### Records to process

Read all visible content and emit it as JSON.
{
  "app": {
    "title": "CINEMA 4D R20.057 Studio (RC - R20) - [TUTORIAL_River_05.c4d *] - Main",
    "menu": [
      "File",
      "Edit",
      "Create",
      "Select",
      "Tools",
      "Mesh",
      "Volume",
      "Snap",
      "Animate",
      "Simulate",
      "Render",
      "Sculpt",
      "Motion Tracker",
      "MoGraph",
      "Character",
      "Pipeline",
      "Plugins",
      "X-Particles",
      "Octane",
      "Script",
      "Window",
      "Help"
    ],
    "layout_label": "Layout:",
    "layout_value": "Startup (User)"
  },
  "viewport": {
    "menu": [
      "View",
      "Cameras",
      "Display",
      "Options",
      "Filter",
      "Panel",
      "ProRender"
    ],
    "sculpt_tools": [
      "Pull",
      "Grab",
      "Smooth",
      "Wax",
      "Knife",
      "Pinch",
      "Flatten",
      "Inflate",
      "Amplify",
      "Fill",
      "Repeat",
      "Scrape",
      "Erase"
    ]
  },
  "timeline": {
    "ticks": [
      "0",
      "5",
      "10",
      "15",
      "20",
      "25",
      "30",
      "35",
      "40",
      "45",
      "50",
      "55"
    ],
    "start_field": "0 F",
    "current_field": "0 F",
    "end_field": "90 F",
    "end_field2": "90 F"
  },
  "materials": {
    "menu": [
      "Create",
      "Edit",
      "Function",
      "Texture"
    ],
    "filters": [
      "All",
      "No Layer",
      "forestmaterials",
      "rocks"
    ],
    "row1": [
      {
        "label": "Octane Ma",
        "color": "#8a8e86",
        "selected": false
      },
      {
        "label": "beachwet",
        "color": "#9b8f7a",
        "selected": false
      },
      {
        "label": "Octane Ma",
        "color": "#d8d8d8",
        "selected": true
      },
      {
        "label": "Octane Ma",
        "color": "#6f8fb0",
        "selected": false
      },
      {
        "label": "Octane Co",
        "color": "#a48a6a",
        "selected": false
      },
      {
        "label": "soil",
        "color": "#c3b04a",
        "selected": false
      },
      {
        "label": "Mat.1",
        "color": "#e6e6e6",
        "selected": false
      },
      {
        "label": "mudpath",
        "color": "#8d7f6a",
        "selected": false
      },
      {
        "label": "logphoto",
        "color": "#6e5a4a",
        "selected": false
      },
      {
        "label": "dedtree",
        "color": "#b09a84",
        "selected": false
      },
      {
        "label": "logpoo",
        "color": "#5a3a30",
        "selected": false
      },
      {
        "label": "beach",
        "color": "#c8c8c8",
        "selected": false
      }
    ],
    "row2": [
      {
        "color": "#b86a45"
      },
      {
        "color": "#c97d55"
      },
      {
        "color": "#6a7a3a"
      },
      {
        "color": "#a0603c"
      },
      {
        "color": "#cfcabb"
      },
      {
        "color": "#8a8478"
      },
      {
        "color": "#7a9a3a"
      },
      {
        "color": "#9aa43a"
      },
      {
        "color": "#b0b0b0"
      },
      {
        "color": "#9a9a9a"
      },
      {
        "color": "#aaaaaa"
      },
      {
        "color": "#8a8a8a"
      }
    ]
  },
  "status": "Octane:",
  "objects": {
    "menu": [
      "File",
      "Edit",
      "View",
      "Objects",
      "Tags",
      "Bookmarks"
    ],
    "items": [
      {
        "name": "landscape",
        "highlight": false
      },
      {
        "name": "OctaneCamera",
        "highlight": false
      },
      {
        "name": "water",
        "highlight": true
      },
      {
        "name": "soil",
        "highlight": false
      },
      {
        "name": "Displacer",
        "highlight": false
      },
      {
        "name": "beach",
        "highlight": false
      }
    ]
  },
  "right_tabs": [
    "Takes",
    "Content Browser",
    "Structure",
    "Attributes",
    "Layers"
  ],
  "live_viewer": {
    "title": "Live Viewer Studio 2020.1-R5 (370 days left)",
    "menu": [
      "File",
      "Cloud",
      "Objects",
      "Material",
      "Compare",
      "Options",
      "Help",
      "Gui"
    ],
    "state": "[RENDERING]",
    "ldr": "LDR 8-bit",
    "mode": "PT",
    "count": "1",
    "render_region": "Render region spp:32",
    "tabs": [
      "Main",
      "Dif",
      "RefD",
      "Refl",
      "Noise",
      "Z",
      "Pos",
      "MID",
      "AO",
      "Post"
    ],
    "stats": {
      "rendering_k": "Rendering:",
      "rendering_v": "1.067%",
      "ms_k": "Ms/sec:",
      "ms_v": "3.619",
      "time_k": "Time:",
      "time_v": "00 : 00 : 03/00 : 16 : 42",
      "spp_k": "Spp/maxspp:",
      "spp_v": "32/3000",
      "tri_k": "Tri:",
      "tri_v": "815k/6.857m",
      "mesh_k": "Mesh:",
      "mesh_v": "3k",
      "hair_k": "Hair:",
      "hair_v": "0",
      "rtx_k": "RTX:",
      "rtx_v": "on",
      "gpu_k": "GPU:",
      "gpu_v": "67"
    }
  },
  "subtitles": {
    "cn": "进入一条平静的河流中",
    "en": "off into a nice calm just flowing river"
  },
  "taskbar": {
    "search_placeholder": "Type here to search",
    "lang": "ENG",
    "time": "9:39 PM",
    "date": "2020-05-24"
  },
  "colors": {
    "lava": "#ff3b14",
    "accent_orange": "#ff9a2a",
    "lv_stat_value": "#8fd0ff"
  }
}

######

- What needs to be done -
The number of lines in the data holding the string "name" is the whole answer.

- Result of the task -
6